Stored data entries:
[Start of Attachment]
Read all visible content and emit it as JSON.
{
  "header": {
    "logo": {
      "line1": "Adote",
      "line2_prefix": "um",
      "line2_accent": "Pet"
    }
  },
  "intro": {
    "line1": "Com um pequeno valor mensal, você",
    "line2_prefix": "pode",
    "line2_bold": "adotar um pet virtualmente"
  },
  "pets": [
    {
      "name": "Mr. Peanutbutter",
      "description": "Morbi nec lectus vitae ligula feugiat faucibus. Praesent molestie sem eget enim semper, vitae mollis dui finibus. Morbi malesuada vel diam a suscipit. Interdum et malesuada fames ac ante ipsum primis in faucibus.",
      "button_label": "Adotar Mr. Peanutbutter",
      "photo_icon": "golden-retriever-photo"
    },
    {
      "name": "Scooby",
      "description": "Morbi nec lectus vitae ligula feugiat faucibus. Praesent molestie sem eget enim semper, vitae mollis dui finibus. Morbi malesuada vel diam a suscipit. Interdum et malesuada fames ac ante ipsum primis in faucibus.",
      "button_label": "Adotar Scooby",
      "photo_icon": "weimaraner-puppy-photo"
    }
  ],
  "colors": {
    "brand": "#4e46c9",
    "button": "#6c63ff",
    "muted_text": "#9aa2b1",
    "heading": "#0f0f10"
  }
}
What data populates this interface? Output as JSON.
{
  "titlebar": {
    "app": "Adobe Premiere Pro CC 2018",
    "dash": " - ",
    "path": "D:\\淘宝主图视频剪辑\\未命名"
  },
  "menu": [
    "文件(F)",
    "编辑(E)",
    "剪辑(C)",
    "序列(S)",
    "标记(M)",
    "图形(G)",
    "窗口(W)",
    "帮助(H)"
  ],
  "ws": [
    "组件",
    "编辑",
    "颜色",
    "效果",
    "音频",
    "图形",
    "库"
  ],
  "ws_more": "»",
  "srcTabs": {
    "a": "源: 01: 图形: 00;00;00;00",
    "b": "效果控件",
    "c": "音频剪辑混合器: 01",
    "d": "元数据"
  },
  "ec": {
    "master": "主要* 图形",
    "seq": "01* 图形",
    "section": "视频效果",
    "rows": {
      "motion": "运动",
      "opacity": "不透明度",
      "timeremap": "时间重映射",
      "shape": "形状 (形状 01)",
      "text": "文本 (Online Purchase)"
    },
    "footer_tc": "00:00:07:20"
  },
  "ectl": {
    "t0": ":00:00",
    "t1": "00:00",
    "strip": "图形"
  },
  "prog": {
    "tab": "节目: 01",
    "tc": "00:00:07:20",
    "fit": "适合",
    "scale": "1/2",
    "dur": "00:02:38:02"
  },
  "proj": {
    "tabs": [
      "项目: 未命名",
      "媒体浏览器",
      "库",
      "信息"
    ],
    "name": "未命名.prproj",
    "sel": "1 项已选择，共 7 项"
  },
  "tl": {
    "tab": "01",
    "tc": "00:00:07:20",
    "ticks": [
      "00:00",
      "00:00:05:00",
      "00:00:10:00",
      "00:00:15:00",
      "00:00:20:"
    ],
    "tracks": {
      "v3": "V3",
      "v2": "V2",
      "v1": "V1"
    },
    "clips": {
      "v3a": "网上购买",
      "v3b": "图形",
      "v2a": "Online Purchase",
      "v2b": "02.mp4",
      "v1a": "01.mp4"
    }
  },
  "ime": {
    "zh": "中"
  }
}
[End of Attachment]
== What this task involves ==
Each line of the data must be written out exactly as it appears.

== Reply ==
Read all visible content and emit it as JSON.
{
  "header": {
    "logo": {
      "line1": "Adote",
      "line2_prefix": "um",
      "line2_accent": "Pet"
    }
  },
  "intro": {
    "line1": "Com um pequeno valor mensal, você",
    "line2_prefix": "pode",
    "line2_bold": "adotar um pet virtualmente"
  },
  "pets": [
    {
      "name": "Mr. Peanutbutter",
      "description": "Morbi nec lectus vitae ligula feugiat faucibus. Praesent molestie sem eget enim semper, vitae mollis dui finibus. Morbi malesuada vel diam a suscipit. Interdum et malesuada fames ac ante ipsum primis in faucibus.",
      "button_label": "Adotar Mr. Peanutbutter",
      "photo_icon": "golden-retriever-photo"
    },
    {
      "name": "Scooby",
      "description": "Morbi nec lectus vitae ligula feugiat faucibus. Praesent molestie sem eget enim semper, vitae mollis dui finibus. Morbi malesuada vel diam a suscipit. Interdum et malesuada fames ac ante ipsum primis in faucibus.",
      "button_label": "Adotar Scooby",
      "photo_icon": "weimaraner-puppy-photo"
    }
  ],
  "colors": {
    "brand": "#4e46c9",
    "button": "#6c63ff",
    "muted_text": "#9aa2b1",
    "heading": "#0f0f10"
  }
}
What data populates this interface? Output as JSON.
{
  "titlebar": {
    "app": "Adobe Premiere Pro CC 2018",
    "dash": " - ",
    "path": "D:\\淘宝主图视频剪辑\\未命名"
  },
  "menu": [
    "文件(F)",
    "编辑(E)",
    "剪辑(C)",
    "序列(S)",
    "标记(M)",
    "图形(G)",
    "窗口(W)",
    "帮助(H)"
  ],
  "ws": [
    "组件",
    "编辑",
    "颜色",
    "效果",
    "音频",
    "图形",
    "库"
  ],
  "ws_more": "»",
  "srcTabs": {
    "a": "源: 01: 图形: 00;00;00;00",
    "b": "效果控件",
    "c": "音频剪辑混合器: 01",
    "d": "元数据"
  },
  "ec": {
    "master": "主要* 图形",
    "seq": "01* 图形",
    "section": "视频效果",
    "rows": {
      "motion": "运动",
      "opacity": "不透明度",
      "timeremap": "时间重映射",
      "shape": "形状 (形状 01)",
      "text": "文本 (Online Purchase)"
    },
    "footer_tc": "00:00:07:20"
  },
  "ectl": {
    "t0": ":00:00",
    "t1": "00:00",
    "strip": "图形"
  },
  "prog": {
    "tab": "节目: 01",
    "tc": "00:00:07:20",
    "fit": "适合",
    "scale": "1/2",
    "dur": "00:02:38:02"
  },
  "proj": {
    "tabs": [
      "项目: 未命名",
      "媒体浏览器",
      "库",
      "信息"
    ],
    "name": "未命名.prproj",
    "sel": "1 项已选择，共 7 项"
  },
  "tl": {
    "tab": "01",
    "tc": "00:00:07:20",
    "ticks": [
      "00:00",
      "00:00:05:00",
      "00:00:10:00",
      "00:00:15:00",
      "00:00:20:"
    ],
    "tracks": {
      "v3": "V3",
      "v2": "V2",
      "v1": "V1"
    },
    "clips": {
      "v3a": "网上购买",
      "v3b": "图形",
      "v2a": "Online Purchase",
      "v2b": "02.mp4",
      "v1a": "01.mp4"
    }
  },
  "ime": {
    "zh": "中"
  }
}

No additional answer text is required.